- What the task asks: A single number is the answer: the count of lines in these records with "using" in them.

(Data extracted from a collection)

▬▬▬

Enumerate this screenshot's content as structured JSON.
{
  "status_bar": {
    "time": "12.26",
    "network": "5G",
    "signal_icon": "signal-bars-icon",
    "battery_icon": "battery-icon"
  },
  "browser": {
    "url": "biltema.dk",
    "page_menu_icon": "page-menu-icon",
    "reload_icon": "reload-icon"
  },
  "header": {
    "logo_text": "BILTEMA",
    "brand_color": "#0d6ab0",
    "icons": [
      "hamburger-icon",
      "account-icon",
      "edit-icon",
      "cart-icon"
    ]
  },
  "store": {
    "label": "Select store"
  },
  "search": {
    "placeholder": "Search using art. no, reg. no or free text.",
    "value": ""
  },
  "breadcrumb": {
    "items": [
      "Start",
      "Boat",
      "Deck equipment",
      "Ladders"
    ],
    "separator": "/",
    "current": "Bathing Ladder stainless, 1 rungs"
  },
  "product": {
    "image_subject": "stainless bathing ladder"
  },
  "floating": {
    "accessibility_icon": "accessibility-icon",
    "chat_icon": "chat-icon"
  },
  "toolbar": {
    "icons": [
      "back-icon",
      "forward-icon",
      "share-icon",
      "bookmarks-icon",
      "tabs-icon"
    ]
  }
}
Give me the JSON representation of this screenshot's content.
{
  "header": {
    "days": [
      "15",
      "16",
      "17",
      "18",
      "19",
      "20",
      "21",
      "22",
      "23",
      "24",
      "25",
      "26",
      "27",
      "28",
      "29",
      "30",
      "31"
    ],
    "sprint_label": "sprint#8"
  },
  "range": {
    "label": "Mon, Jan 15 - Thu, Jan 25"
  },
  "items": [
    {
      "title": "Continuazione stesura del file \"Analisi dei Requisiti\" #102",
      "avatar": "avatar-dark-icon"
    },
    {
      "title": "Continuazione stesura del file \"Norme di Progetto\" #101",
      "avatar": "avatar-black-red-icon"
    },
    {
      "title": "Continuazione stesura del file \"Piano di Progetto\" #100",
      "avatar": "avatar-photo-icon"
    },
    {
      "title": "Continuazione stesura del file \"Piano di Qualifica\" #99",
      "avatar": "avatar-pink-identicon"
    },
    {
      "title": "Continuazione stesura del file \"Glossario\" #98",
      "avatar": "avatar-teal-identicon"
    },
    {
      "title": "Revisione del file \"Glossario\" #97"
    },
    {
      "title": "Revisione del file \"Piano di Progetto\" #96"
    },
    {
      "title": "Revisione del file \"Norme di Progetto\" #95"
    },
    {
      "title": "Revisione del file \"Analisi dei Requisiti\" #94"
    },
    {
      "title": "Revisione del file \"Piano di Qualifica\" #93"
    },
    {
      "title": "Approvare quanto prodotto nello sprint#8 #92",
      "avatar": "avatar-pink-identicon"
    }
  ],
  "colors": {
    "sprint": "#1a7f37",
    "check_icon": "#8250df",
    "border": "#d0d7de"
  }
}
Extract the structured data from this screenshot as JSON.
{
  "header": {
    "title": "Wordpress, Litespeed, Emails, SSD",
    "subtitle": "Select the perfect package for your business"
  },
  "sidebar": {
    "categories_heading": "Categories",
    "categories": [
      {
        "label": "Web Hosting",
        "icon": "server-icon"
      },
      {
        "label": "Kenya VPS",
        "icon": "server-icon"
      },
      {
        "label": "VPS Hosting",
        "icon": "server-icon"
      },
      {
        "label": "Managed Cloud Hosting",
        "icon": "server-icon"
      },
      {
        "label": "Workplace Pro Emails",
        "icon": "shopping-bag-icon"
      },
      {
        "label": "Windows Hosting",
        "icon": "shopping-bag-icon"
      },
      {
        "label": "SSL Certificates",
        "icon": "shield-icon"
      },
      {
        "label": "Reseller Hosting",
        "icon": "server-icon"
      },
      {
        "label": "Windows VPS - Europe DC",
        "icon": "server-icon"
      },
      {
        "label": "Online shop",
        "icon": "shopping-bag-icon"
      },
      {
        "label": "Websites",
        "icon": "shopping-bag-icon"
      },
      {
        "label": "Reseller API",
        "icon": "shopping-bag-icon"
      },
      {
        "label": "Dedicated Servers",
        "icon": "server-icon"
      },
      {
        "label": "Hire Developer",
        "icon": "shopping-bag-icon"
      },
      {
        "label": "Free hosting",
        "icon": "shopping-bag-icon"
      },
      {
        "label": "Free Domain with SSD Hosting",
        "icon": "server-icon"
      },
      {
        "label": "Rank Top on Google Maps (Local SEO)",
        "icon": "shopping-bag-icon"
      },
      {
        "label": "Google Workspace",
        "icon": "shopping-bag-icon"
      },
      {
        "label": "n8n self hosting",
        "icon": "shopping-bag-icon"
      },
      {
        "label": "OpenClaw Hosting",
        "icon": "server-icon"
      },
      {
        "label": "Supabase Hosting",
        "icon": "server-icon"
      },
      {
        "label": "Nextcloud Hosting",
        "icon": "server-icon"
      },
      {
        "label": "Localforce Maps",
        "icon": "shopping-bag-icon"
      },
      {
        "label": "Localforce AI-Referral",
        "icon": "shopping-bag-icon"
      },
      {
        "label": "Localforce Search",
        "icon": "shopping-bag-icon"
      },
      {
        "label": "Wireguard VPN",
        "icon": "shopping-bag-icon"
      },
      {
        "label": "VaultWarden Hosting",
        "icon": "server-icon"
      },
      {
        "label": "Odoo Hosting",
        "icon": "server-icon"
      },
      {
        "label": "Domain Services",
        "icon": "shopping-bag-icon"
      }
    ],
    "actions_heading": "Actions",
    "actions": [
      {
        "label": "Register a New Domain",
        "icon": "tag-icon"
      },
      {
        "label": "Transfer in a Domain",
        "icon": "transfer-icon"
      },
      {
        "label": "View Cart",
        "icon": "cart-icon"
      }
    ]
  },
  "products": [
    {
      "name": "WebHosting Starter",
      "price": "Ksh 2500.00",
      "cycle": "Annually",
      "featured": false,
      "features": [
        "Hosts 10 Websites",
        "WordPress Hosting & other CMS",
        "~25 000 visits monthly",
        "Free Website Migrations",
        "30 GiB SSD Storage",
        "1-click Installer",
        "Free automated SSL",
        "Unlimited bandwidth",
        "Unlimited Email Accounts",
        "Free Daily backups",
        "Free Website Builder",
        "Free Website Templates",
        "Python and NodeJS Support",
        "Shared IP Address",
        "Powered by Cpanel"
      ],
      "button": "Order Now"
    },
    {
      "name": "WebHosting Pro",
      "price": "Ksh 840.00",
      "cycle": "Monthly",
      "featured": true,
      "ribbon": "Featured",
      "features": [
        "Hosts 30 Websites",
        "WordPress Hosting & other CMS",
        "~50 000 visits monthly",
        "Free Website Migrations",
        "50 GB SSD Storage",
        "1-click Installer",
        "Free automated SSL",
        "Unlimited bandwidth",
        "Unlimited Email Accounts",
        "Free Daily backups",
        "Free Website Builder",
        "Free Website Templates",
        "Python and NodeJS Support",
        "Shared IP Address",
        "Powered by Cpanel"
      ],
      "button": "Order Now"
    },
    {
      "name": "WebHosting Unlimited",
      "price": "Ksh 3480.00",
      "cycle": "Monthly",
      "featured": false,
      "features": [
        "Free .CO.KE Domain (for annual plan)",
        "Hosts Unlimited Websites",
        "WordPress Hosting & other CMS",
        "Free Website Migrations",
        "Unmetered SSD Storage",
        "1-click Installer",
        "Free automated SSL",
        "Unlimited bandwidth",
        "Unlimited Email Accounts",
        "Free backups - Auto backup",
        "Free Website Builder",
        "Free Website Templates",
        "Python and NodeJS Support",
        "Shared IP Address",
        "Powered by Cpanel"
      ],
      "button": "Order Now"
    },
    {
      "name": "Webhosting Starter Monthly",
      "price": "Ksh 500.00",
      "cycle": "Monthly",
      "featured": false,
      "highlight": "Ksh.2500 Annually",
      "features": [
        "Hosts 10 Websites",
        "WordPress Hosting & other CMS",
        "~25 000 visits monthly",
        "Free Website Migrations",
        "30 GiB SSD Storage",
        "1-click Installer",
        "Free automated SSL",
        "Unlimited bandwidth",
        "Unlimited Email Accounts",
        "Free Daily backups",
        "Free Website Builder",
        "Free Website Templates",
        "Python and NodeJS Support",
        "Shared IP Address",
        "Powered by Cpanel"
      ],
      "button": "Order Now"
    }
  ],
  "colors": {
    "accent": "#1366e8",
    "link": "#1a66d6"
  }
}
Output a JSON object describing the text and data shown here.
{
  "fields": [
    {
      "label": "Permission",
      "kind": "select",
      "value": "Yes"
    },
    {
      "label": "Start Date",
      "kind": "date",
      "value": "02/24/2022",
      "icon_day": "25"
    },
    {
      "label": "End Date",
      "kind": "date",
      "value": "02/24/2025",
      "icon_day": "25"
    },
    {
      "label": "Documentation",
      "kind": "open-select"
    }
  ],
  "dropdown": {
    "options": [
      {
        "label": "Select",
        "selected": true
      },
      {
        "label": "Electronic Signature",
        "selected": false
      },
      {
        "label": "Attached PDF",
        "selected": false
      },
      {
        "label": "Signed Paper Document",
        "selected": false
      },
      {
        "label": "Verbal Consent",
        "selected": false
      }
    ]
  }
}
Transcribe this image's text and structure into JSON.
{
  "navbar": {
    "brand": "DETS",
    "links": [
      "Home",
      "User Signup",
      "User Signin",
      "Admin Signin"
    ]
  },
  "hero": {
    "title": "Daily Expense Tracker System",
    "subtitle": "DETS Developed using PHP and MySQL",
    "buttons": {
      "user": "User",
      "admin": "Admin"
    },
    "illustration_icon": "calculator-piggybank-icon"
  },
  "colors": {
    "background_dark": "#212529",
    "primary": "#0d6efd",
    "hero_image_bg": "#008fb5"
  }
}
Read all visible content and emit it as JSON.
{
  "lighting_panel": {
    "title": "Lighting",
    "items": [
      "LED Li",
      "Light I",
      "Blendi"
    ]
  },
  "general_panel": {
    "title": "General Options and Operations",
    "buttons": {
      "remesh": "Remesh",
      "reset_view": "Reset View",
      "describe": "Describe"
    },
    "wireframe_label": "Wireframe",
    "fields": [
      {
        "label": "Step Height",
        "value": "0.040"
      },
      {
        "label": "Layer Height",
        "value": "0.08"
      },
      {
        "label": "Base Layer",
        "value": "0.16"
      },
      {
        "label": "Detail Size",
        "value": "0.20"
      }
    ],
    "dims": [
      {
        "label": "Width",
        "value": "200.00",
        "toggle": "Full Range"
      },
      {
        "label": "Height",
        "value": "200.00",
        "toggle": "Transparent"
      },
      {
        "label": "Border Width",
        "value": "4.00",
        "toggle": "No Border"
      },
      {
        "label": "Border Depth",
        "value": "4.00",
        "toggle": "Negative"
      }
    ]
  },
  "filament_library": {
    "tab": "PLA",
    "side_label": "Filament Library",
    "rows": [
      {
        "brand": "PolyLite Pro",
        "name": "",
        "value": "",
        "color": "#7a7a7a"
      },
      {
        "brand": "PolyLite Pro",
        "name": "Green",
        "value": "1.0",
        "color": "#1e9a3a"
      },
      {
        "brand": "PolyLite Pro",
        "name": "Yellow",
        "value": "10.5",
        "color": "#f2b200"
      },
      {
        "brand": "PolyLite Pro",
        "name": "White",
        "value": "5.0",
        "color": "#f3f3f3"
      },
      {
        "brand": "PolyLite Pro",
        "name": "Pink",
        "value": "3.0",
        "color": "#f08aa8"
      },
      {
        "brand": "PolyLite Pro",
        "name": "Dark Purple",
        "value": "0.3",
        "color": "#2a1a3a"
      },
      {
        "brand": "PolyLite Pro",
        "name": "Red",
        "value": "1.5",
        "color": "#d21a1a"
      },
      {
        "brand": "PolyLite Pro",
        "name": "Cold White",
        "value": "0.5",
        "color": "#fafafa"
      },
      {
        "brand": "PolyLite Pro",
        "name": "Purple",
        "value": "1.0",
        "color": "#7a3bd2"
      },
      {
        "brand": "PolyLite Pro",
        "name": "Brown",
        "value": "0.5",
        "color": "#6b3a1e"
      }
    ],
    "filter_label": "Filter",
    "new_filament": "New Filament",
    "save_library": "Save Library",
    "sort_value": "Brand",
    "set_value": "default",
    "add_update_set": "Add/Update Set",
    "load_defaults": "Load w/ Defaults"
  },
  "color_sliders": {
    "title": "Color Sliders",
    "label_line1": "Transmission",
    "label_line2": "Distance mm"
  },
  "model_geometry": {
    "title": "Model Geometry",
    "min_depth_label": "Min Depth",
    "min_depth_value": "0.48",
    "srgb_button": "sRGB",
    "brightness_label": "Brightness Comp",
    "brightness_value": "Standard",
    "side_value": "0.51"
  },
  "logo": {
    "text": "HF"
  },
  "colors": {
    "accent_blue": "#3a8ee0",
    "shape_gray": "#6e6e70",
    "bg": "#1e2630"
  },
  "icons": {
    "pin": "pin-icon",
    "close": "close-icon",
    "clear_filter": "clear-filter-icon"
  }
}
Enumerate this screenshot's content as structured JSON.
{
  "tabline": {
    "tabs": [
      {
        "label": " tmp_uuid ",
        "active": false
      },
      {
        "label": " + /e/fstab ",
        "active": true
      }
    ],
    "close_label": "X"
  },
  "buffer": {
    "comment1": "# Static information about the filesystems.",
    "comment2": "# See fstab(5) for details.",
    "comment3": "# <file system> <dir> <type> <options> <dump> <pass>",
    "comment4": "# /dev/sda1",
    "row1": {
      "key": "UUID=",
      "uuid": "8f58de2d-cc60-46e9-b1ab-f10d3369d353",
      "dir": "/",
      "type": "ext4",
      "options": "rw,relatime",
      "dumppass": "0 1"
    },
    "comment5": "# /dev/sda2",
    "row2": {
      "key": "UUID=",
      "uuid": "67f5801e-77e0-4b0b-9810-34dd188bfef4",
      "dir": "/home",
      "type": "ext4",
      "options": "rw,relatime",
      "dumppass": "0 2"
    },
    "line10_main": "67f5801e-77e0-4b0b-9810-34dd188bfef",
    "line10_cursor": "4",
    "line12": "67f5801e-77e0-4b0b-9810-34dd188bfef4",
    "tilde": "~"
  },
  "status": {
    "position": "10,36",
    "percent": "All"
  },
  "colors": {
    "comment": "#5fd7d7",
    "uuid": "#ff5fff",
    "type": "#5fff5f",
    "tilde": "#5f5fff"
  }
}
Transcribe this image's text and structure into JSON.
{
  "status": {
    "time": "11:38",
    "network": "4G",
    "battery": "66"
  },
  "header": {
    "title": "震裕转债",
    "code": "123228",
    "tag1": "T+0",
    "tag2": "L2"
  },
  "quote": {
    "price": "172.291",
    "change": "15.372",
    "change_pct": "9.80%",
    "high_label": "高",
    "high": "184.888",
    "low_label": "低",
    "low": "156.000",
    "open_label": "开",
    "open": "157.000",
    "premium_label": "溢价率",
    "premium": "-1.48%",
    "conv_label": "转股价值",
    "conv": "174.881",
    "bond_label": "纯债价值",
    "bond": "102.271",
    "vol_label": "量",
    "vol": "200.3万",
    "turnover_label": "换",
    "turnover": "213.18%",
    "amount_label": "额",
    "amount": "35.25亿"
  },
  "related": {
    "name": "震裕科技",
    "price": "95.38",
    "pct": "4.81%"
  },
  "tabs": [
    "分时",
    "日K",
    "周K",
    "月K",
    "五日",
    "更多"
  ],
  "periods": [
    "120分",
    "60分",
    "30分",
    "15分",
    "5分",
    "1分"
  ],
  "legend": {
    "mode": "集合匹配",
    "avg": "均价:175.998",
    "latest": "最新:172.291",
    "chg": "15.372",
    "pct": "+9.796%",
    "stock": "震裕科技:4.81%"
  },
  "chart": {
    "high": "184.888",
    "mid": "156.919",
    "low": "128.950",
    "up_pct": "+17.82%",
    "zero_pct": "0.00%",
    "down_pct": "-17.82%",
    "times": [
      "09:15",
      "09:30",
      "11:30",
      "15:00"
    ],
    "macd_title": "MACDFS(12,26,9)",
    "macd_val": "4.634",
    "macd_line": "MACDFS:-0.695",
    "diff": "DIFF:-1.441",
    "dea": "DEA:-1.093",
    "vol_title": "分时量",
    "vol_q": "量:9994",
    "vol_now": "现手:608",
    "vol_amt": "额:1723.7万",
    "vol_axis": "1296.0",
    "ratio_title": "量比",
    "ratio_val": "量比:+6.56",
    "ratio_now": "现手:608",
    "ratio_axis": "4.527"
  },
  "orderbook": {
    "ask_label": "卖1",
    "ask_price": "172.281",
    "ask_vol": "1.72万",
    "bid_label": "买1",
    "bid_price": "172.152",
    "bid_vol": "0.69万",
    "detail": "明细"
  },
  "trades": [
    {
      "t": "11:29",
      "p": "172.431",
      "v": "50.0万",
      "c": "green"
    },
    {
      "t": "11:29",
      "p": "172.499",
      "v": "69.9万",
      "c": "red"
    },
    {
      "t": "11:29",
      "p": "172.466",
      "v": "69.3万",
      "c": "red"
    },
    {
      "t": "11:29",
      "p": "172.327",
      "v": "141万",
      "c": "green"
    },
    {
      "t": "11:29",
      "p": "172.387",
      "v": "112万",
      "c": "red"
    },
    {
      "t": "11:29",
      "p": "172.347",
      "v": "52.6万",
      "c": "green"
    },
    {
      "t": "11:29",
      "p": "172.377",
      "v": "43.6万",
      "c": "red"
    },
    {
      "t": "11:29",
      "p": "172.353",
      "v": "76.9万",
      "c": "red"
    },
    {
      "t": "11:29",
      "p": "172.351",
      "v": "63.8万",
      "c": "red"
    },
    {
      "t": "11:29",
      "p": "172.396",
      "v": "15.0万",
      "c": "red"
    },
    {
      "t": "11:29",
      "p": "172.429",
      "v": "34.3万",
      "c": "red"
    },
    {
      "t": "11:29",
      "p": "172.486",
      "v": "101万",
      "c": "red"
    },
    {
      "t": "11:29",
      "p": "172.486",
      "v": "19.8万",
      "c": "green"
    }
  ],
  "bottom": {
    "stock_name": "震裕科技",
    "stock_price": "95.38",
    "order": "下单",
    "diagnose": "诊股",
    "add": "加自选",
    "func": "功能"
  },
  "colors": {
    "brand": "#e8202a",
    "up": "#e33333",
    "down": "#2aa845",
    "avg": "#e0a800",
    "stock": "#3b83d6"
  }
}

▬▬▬

- Exercise solution: 2